In a letter sent to BHP following private meetings with the miner, Elliott outlined the proposals in detail. The investor has pushed for action to lift investor returns at a number of companies such as Samsung Electronics, Akzo Nobel and SABMiller.
BHP’s response prompted its London-listed stock to pare early gains of nearly 6 per cent . By 1500 GMT, it was 2.3 per cent higher.
“After reviewing the elements of Elliott’s proposal, we have concluded that the costs and associated risks of Elliott’s proposal would significantly outweigh any potential benefits,” BHP said in a statement.
Elliott’s plan would result in BHP remaining listed in both London and Australia, but would scrap its dual-company structure in favour of a single headquarters and tax residency in Australia.
The activist investor called for BHP to shift its US petroleum assets into an entity to be listed on the New York Stock Exchange and commit to returning excess cash to shareholders.
The Citi analysts described BHP’s US petroleum assets as ‘non-core’ with RBC agreeing the merits of BHP retaining its US petroleum sector assets as ‘uncertain’.
“We value the US petroleum business at $US13.5b ($18b) vs. Elliott’s $US22b valuation (although we do agree with the sentiment around the cumbersome nature of both the DLC and the uncertain benefits from petroleum diversification, especially regarding the mismatched pro-cyclical capital spend of the shale business)???,” RBC’s Hissey told clients.
In outlining its proposal, Elliott argued BHP has underperformed comparable mineral and petroleum companies and its plan could provide shareholders with an increase in value of up to 48.6 per cent for holders of Australian shares and 51 per cent for holders of UK shares.
BHP disagreed, however.
“There is no obvious discount in BHP Billiton’s trading multiples relative to the weighted average of relevant mining and oil and gas peers,” it said.
The miner also said it regularly reassessed how to create value and reviewed company structure.
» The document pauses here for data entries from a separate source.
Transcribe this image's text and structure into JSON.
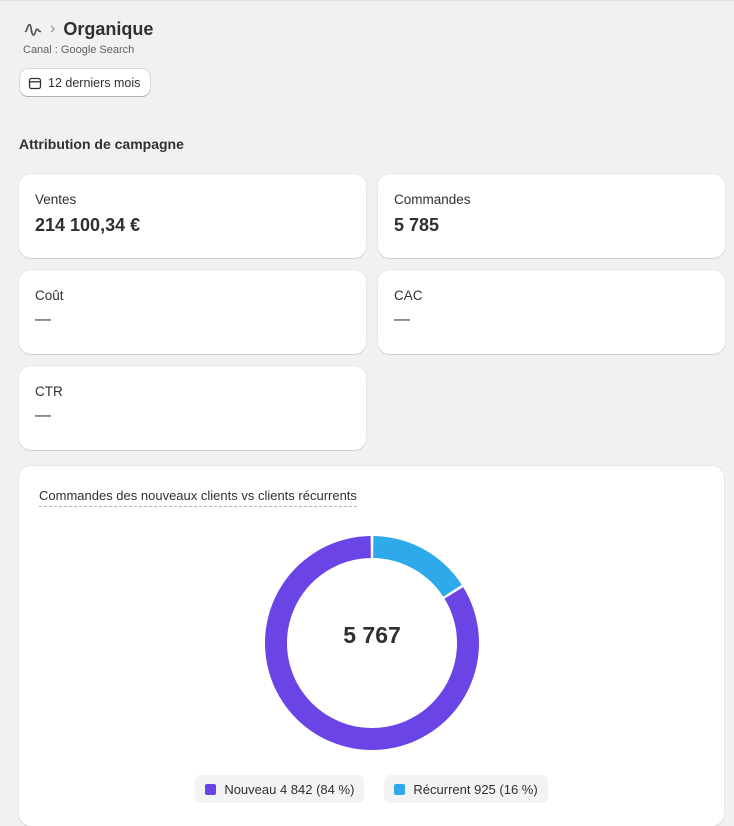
{
  "header": {
    "channel_icon": "wave-icon",
    "title": "Organique",
    "subtitle": "Canal : Google Search"
  },
  "date_range": {
    "label": "12 derniers mois",
    "icon": "calendar-icon"
  },
  "section": {
    "title": "Attribution de campagne"
  },
  "metrics": [
    {
      "label": "Ventes",
      "value": "214 100,34 €"
    },
    {
      "label": "Commandes",
      "value": "5 785"
    },
    {
      "label": "Coût",
      "value": "—"
    },
    {
      "label": "CAC",
      "value": "—"
    },
    {
      "label": "CTR",
      "value": "—"
    }
  ],
  "donut": {
    "title": "Commandes des nouveaux clients vs clients récurrents",
    "total": "5 767",
    "legend": [
      {
        "label": "Nouveau 4 842 (84 %)"
      },
      {
        "label": "Récurrent 925 (16 %)"
      }
    ]
  },
  "chart_data": {
    "type": "pie",
    "title": "Commandes des nouveaux clients vs clients récurrents",
    "categories": [
      "Nouveau",
      "Récurrent"
    ],
    "values": [
      4842,
      925
    ],
    "percentages": [
      84,
      16
    ],
    "total": 5767,
    "colors": [
      "#6b44e6",
      "#2eaaea"
    ],
    "legend": "bottom"
  }
}
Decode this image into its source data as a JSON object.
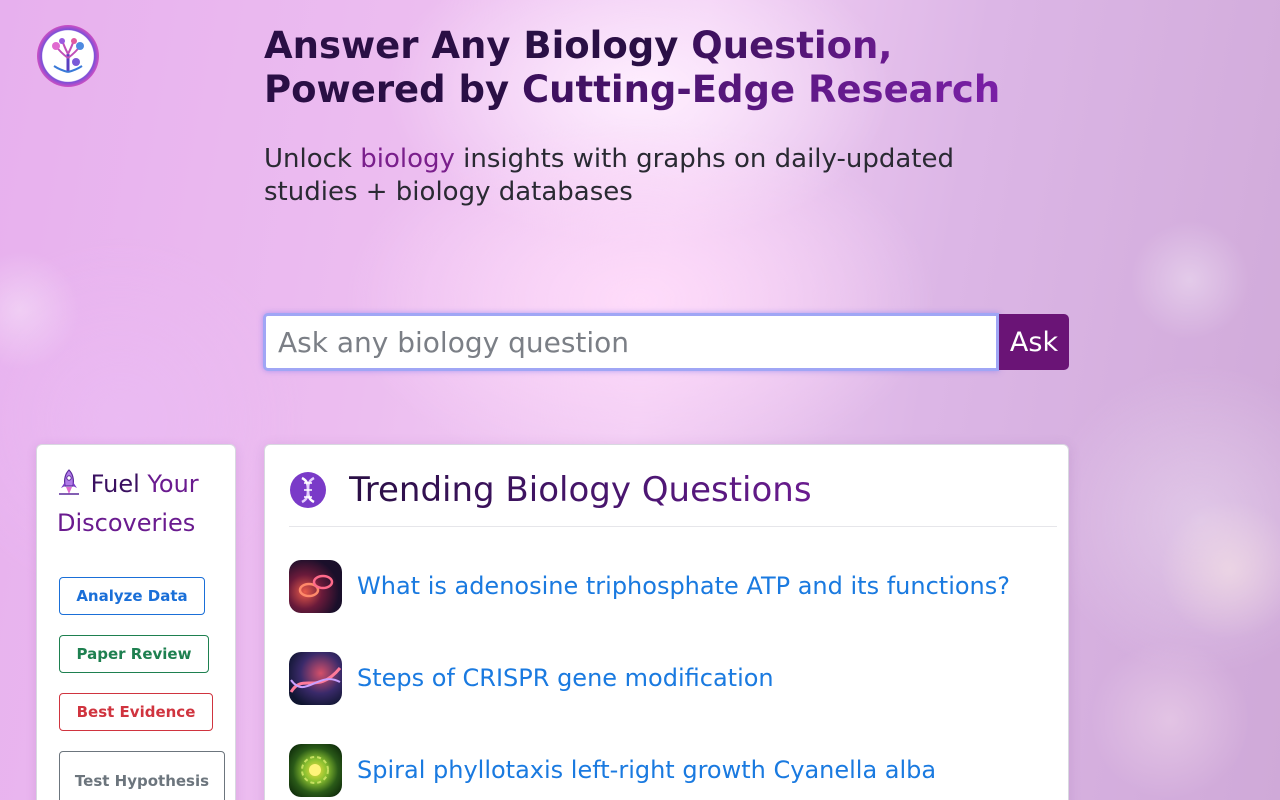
{
  "hero": {
    "title_line1_a": "Answer Any Biology ",
    "title_line1_b": "Question,",
    "title_line2_a": "Powered by ",
    "title_line2_b": "Cutting-Edge Research",
    "subtitle_pre": "Unlock ",
    "subtitle_accent": "biology",
    "subtitle_post": " insights with graphs on daily-updated studies + biology databases"
  },
  "search": {
    "placeholder": "Ask any biology question",
    "value": "",
    "button_label": "Ask"
  },
  "sidebar": {
    "icon": "rocket-icon",
    "title_a": "Fuel ",
    "title_b": "Your Discoveries",
    "buttons": [
      {
        "label": "Analyze Data",
        "color": "#1a6fd8"
      },
      {
        "label": "Paper Review",
        "color": "#1e8050"
      },
      {
        "label": "Best Evidence",
        "color": "#d0343f"
      },
      {
        "label": "Test Hypothesis",
        "color": "#6c757d"
      }
    ]
  },
  "trending": {
    "icon": "dna-icon",
    "title": "Trending Biology Questions",
    "questions": [
      {
        "text": "What is adenosine triphosphate ATP and its functions?",
        "thumb": "atp-molecule-thumbnail"
      },
      {
        "text": "Steps of CRISPR gene modification",
        "thumb": "dna-helix-thumbnail"
      },
      {
        "text": "Spiral phyllotaxis left-right growth Cyanella alba",
        "thumb": "plant-spiral-thumbnail"
      }
    ]
  },
  "colors": {
    "accent": "#6a1476",
    "link": "#1a7ae0",
    "title": "#2a0f45"
  }
}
It had spoken with Elliott over many months and would consider a more detailed response, it added. It dismissed Elliott’s plan for buying back shares as “a formulaic approach without regard for the cyclical nature of the resources industry or the returns available from other uses of cash”.
Commodity prices crashed in 2015 and early 2016, but have since recovered strongly, helping to drive gains across the mining sector. Mixed views
Started in 1977, Elliott manages assets worth more than $US32.7 billion, according to the company.
It says it holds a “long economic interest” of about 4.1 per cent of the issued shares in London-listed BHP, without specifying the instruments used to build the stake. It also says it has rights with its affiliates to acquire up to 0.4 per cent of the issued shares in ASX -listed BHP.
Other big shareholders were cautious about Elliott’s plan.
“(The) principle is OK. Detail and resultant uplift to shareholders might be more complex/less obvious,” Aberdeen Asset Management’s Head of Equities Hugh Young said in emailed comments.
Aberdeen is the second-biggest investor in BHP’s London-listed shares, with a 4.9 per cent stake worth $US1.3 billion.
Representing another big shareholder, Standard Life Investments Director Frances Hudson said it was not clear the plan was “in the interest of long-term investors or the company”.
Over the past two years, BHP has underperformed relative to fellow miners Rio Tinto , Glencore and Anglo American. But over 15 years, it is ahead of them.
Since it was set up in 2001, BHP said it had returned approximately $US23 billion to shareholders in buybacks and about $US45 billion in cash dividends.
It said it had also taken many steps to increase shareholder value, cut the number of assets in its portfolio by $US7 billion since 2013 and cutting unit costs by more than 40 per cent .
“We have laid the foundations for the group to substantially grow the base value of its operations,” BHP said in its statement. “Elliott’s proposal would put this at risk.”
– with Reuters